== Task instructions ==
From the records below, copy each line in which the string "virus" occurs.

== Material provided ==
:::
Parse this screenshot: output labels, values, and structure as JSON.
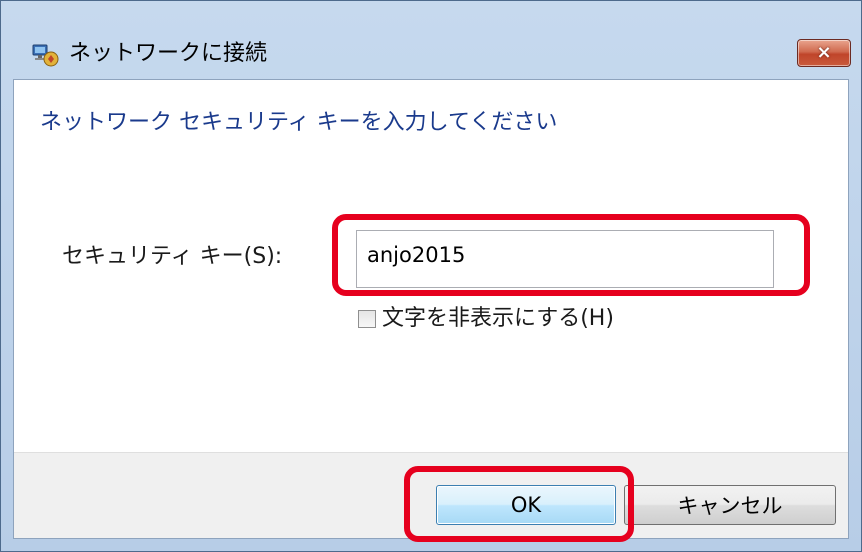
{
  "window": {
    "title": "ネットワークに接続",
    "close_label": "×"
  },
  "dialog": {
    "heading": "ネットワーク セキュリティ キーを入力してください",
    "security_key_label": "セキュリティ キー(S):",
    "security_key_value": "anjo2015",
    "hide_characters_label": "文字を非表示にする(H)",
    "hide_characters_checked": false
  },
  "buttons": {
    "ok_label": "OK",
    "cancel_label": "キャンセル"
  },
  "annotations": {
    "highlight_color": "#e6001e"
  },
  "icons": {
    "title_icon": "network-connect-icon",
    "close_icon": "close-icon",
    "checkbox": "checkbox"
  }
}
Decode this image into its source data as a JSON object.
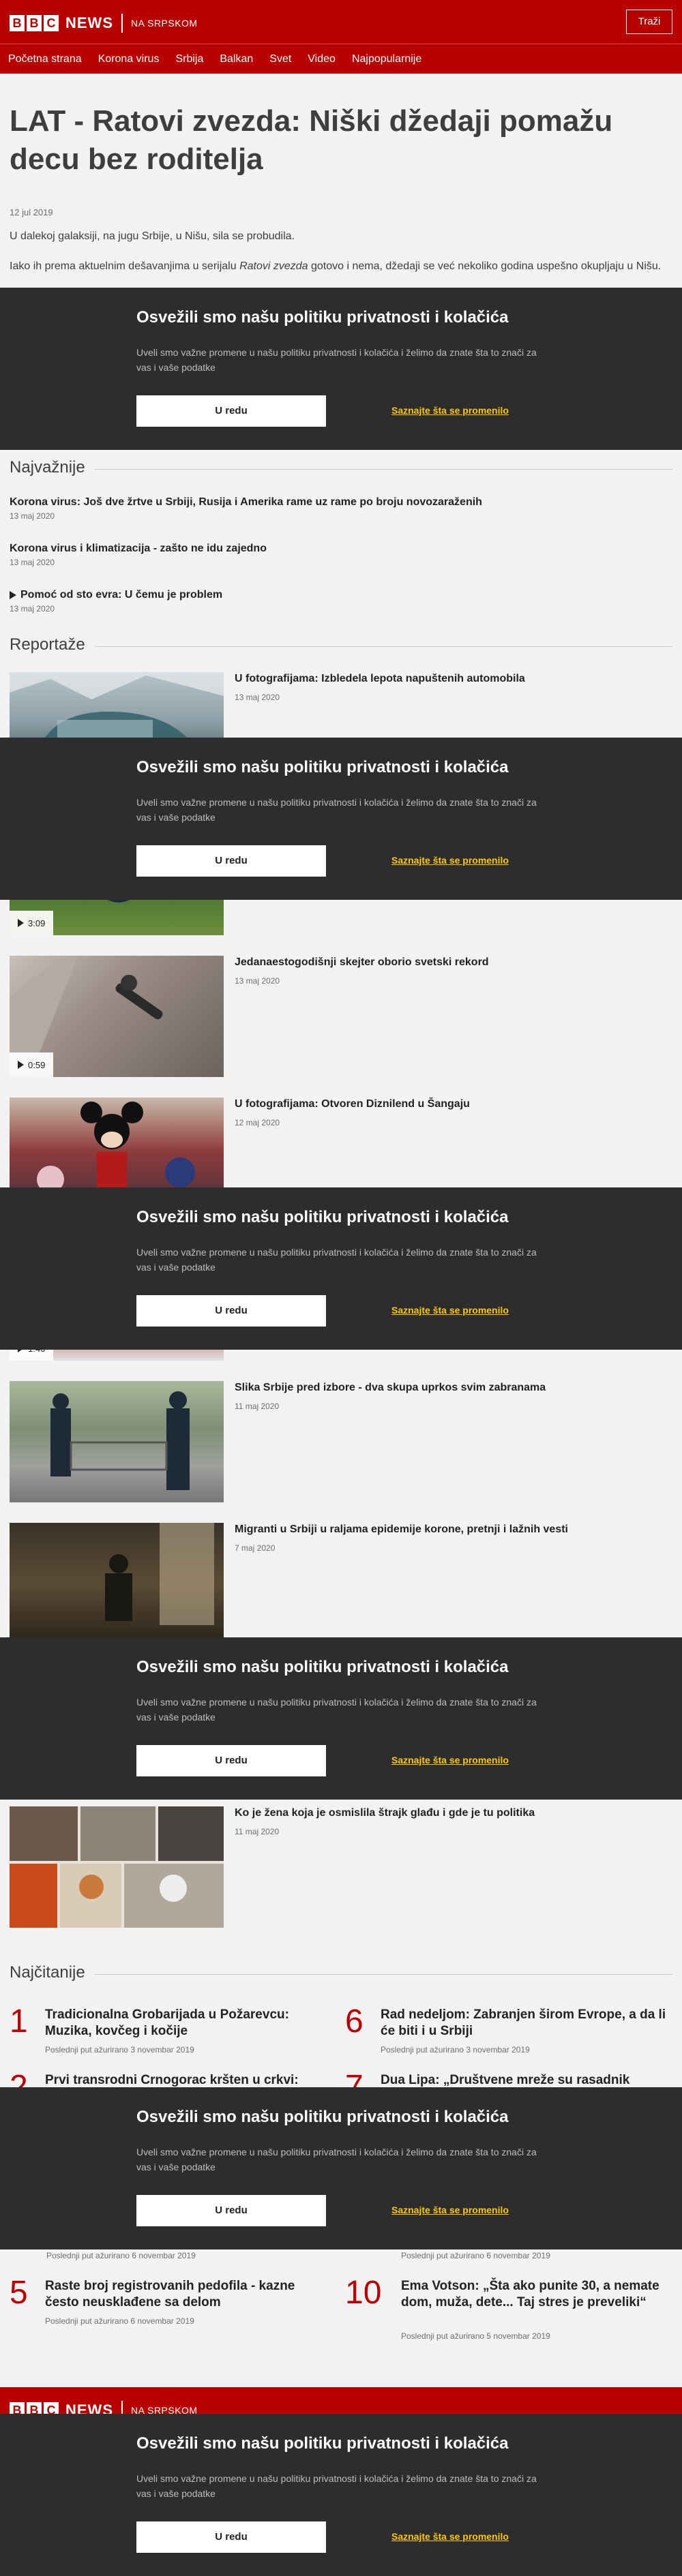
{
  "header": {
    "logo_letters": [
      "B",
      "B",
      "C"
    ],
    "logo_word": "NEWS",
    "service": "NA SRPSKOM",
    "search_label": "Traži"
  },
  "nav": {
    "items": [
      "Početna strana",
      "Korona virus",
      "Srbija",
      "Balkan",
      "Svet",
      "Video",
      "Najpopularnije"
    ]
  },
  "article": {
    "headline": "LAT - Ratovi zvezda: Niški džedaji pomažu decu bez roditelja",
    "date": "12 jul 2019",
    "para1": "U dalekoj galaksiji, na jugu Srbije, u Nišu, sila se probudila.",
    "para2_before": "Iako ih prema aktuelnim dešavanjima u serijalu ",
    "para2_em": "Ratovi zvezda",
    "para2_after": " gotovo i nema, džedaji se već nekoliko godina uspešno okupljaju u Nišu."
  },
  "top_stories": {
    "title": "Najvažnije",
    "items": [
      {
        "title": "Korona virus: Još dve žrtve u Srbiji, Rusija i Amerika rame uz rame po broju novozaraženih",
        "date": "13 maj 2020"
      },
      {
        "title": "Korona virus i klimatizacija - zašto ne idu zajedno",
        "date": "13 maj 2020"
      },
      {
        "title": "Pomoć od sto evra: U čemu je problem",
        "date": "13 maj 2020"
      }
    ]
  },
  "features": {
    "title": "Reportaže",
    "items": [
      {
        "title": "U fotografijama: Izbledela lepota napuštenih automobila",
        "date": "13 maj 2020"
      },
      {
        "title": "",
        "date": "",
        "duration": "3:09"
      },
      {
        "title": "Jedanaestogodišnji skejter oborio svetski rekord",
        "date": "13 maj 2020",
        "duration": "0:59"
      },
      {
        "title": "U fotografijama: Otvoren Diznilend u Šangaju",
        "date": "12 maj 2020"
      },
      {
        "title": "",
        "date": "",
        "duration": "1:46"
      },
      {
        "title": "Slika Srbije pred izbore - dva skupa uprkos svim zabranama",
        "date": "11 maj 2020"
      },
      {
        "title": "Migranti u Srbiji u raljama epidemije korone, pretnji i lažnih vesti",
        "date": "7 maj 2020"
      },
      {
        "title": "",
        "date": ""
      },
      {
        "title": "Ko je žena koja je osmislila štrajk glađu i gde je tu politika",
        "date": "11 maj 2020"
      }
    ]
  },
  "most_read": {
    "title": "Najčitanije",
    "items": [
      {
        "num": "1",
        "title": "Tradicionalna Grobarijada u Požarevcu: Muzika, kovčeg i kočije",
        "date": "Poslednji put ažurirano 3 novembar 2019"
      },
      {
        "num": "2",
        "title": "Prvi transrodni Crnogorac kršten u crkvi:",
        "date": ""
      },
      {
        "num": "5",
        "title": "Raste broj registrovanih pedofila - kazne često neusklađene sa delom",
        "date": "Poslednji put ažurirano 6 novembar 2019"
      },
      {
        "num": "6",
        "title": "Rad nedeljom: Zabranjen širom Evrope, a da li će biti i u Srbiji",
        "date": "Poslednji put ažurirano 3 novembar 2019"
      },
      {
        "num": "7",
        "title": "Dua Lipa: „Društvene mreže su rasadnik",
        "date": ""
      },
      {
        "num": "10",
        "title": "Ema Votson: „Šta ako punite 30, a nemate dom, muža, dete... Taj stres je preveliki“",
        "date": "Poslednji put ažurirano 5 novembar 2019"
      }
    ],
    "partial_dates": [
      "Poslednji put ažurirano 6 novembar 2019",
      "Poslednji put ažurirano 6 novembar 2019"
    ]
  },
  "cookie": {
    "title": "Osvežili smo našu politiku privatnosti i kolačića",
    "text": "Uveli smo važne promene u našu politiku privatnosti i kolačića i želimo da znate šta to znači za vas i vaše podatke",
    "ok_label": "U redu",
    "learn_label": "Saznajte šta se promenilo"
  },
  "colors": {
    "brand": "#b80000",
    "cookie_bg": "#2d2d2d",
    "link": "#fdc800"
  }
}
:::
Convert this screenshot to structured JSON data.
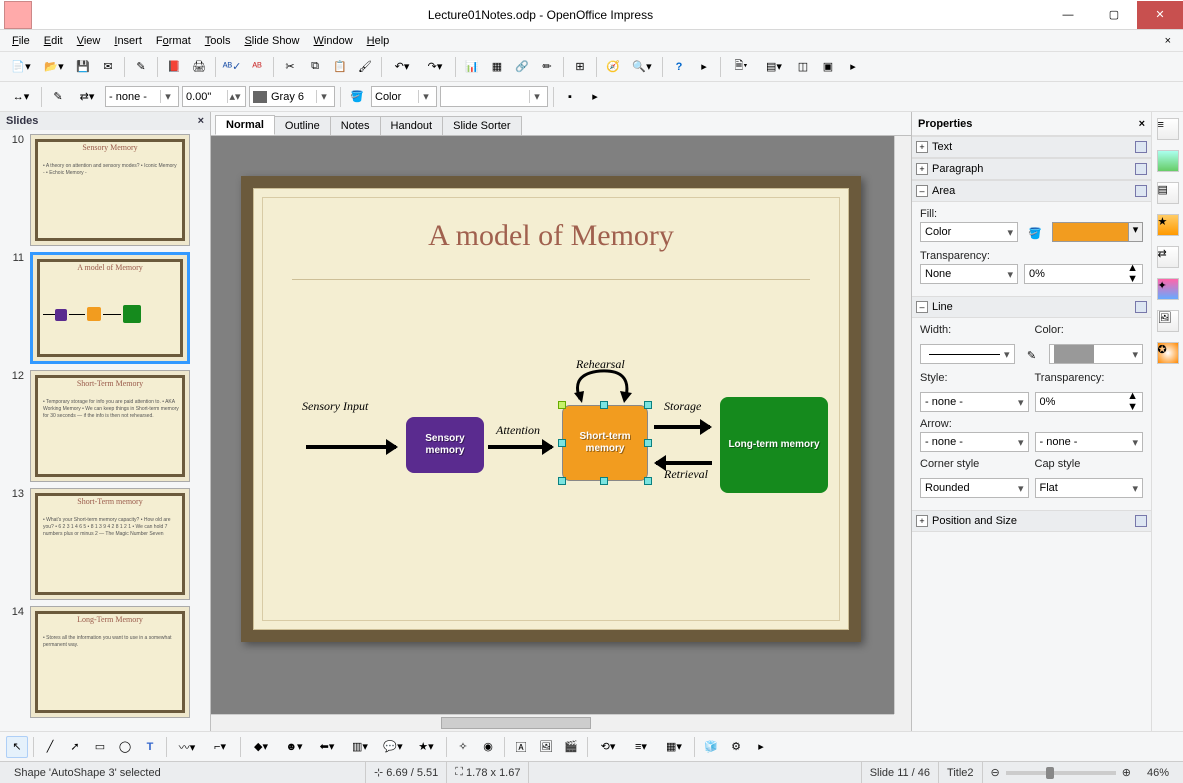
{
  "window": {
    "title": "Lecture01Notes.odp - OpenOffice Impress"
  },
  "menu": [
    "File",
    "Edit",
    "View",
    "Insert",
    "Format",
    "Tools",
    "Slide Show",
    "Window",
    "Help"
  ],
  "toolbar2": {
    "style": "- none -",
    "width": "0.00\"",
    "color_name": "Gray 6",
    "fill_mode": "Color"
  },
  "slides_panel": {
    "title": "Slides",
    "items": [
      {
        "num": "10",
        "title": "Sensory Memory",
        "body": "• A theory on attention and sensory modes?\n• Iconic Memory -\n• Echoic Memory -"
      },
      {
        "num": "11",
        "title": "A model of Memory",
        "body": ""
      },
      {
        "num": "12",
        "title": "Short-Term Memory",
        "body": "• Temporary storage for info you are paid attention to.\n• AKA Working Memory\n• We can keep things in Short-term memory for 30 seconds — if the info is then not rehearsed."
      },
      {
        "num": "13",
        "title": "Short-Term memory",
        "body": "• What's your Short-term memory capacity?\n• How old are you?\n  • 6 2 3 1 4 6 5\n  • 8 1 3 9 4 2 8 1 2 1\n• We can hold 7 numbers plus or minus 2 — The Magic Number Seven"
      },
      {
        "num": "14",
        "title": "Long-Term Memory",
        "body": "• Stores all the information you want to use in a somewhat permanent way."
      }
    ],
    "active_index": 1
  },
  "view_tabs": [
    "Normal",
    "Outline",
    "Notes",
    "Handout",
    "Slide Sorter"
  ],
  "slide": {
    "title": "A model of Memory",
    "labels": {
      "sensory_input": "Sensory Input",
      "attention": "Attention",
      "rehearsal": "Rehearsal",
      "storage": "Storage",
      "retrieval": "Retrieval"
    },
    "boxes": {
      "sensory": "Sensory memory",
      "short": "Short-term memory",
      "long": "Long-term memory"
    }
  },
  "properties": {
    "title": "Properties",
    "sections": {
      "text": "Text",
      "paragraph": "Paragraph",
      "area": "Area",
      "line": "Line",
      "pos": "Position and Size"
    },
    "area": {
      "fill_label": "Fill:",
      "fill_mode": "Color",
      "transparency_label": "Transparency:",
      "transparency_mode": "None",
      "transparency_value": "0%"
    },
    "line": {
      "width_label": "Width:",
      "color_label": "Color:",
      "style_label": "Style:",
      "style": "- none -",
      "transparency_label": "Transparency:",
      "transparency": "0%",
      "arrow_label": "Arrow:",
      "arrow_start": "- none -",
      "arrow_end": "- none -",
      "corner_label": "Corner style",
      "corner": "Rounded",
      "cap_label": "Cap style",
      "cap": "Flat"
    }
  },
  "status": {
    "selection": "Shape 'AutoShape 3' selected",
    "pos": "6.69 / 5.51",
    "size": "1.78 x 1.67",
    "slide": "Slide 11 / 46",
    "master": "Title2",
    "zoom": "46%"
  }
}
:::
== Result of the task ==
      "Korona virus",
        "title": "Korona virus: Još dve žrtve u Srbiji, Rusija i Amerika rame uz rame po broju novozaraženih",
        "title": "Korona virus i klimatizacija - zašto ne idu zajedno",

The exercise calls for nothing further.